But even those who did not know Grosser personally could identify him by the feather-adorned hat, a graduation gift, he wore daily. Grosser died May 27 when another vehicle struck his motorcycle at a Colorado Springs, Colo., intersection.
Even on his motorcycle, Grosser was still "Feather Phill." When he drove friends to church on his motorcycle, or just drove around campus, he retained his mark of distinction by attaching a feather to his helmet.
"He was just himself always - to the extreme," said Laura Hostetler, a recent graduate. "Everyone knew who he was because he was such a character."
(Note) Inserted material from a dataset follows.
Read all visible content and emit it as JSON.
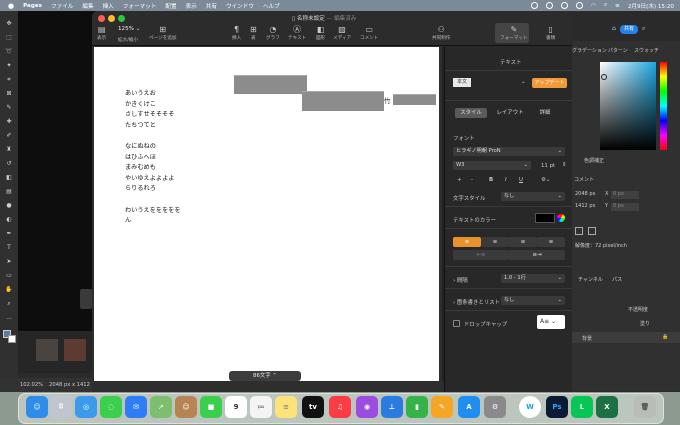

A New Hampshire native, Grosser was in Colorado interning for a nonprofit Christian development organization, Engineering Ministries International. Grosser planned to return to GW for a fifth year in the fall to complete the requirements for his degree in civil engineering.
In June, Grosser planned to visit Liberia for EMI to do development work and preach the Gospel. His mother, Elizabeth, said Grosser wanted to pursue a profession that combined civil engineering with spreading Christianity.
"He loved Jesus . he had an infectious smile," Elizabeth Grosser said of her son.
A member of the Intervarsity Christian Fellowship, a campus ministry group, Grosser mentored younger students in Intervarsity, and helped organize social events. Many of his closest friends were also Intervarsity members, a group they considered synonymous with family.
"Everybody knew who he was and loved spending time with him," said Will Clark, a staff member at Intervarsity. "He was a really big part of the community."
Clark called him a "wonderful free spirit," and added, "He was just his own man . and that was just great."
Walt Quick, another staff member at Intervarsity, remembered Grosser's love of "really lame puns" and his loud, distinctive laugh.
"He had a really magnetic personality . he had a great love for people," Quick said.
In addition to his commitment to Intervarsity activities, Grosser played the saxophone and clarinet, and enjoyed hiking and ultimate Frisbee. He made chain mail bracelets and would often cook dinner for his friends.
"In all aspects of his life - his appearance, his clothes, his hobbies - he was guided by what he loved rather than what others around him were doing," a recent graduate Lauren Waterhouse wrote in an e-mail. "He was also incredibly honest, always pausing a moment when you asked him how he was so that he could give an accurate answer."
Recent graduate Robert Laramey was both a roommate and friend of Grosser's. He echoed the description of Grosser as eccentric but lovable.
"He was different, but he didn't let other people get him down because of that," Laramey said. "He just liked to get laughs out of people.
Recent graduate Jeremiah Burke also said he remembered his friend's spontaneity and sense of humor. Burke said he first met Grosser when he encountered him standing on a street corner singing the National Anthem at 3 a.m.
Burke said his faith in Christianity has influenced his attitude toward his friend's death.
"He's a fellow brother in Christ, we know where he is," Burke said. "We're not even really mourning it. He is in a place that is much better right now."
University President Stephen Joel Trachtenberg said he is in some ways the father of GW students and said he is saddened by the news of Grosser's death even though he did not know him personally.
Trachtenberg compared the tragedy to the early death of a child.
"It is in the natural order of things that children bury their parents," Trachtenberg said. "It is always a particularly melancholy occasion when that is reversed."
Grosser is survived by his parents, Elizabeth and John, as well as a brother and sister. In lieu of flowers, memorial donations may be made to the Engineering Ministries International.